Exercise directions: Gather all lines in the entries below that include the word "content".

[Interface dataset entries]
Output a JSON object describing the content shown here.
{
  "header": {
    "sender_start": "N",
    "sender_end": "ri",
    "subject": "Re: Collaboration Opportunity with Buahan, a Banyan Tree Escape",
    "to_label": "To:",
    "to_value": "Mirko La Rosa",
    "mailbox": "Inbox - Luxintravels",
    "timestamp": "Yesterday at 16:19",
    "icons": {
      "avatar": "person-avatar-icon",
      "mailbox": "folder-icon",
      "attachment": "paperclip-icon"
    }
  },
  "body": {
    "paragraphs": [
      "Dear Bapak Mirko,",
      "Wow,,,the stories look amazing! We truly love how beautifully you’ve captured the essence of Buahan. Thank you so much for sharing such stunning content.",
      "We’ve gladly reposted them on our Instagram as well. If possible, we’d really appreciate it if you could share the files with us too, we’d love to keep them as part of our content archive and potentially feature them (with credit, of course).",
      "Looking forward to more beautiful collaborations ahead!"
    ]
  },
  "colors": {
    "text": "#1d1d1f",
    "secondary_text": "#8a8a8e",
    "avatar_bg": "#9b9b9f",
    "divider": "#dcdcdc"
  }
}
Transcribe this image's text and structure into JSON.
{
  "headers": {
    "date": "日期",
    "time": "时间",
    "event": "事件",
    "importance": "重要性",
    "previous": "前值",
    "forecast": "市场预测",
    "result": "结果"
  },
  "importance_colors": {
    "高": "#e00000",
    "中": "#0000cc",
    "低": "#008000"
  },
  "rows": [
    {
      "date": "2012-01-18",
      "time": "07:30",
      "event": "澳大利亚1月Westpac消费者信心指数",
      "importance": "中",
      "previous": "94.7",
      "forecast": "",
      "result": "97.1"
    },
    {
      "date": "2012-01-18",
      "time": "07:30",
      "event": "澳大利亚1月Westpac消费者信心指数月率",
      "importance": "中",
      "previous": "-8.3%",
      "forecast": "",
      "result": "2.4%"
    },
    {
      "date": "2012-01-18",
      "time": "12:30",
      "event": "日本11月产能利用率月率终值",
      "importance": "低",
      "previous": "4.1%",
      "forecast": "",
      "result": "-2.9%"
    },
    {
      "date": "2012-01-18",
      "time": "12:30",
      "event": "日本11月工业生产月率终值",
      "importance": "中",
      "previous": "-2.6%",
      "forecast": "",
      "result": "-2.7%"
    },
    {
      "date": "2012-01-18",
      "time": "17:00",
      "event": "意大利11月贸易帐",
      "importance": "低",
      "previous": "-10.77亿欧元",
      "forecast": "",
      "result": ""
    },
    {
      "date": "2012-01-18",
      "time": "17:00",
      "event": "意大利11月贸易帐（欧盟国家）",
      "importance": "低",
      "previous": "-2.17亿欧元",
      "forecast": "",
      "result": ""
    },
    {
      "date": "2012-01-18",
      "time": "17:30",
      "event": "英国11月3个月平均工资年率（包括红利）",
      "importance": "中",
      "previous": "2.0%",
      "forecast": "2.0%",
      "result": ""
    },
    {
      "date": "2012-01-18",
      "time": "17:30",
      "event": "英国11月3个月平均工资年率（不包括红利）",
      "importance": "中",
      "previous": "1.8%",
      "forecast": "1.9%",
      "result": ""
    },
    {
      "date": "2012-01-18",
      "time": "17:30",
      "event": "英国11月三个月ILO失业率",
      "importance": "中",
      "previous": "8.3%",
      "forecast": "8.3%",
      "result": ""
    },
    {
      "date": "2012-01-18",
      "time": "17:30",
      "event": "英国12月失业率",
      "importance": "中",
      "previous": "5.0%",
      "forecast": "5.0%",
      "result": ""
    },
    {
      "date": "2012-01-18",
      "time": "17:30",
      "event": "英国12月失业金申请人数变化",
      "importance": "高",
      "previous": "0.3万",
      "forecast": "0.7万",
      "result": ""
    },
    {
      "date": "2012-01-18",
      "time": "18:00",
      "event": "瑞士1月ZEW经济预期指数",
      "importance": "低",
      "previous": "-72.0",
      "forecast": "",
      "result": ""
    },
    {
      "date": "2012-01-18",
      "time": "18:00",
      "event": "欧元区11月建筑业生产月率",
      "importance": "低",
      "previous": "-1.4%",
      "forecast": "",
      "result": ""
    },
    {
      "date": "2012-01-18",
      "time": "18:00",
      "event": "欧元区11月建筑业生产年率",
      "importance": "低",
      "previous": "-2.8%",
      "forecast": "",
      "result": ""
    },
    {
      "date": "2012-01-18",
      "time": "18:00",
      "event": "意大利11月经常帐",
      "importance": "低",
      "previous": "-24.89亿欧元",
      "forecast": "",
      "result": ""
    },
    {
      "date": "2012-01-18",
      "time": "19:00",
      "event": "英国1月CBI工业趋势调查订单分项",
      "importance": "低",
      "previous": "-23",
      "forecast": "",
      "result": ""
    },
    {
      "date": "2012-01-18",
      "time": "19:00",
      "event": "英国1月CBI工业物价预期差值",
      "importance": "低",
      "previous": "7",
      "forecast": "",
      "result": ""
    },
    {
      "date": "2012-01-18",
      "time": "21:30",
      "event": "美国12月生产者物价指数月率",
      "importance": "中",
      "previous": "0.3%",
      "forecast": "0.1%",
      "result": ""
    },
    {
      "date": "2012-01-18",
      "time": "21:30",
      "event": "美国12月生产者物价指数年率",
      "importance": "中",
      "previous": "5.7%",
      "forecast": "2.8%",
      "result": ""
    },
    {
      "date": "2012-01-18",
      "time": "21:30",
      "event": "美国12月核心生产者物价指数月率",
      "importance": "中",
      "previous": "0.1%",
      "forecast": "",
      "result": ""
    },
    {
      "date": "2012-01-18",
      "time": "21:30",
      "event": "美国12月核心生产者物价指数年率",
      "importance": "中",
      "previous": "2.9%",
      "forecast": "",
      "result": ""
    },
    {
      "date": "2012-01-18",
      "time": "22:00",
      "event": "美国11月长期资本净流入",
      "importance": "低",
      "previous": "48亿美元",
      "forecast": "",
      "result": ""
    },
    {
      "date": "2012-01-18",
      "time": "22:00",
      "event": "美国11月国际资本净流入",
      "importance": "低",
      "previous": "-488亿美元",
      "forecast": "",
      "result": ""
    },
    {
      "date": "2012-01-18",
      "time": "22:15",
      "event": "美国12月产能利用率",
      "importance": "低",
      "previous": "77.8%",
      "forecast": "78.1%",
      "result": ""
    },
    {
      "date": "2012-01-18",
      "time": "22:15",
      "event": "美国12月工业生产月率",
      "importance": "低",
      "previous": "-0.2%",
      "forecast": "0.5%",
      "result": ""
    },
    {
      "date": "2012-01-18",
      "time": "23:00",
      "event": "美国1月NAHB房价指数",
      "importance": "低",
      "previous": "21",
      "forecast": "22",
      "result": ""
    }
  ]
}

Answer section:
Output a JSON object describing the content shown here.
      "Wow,,,the stories look amazing! We truly love how beautifully you’ve captured the essence of Buahan. Thank you so much for sharing such stunning content.",
      "We’ve gladly reposted them on our Instagram as well. If possible, we’d really appreciate it if you could share the files with us too, we’d love to keep them as part of our content archive and potentially feature them (with credit, of course).",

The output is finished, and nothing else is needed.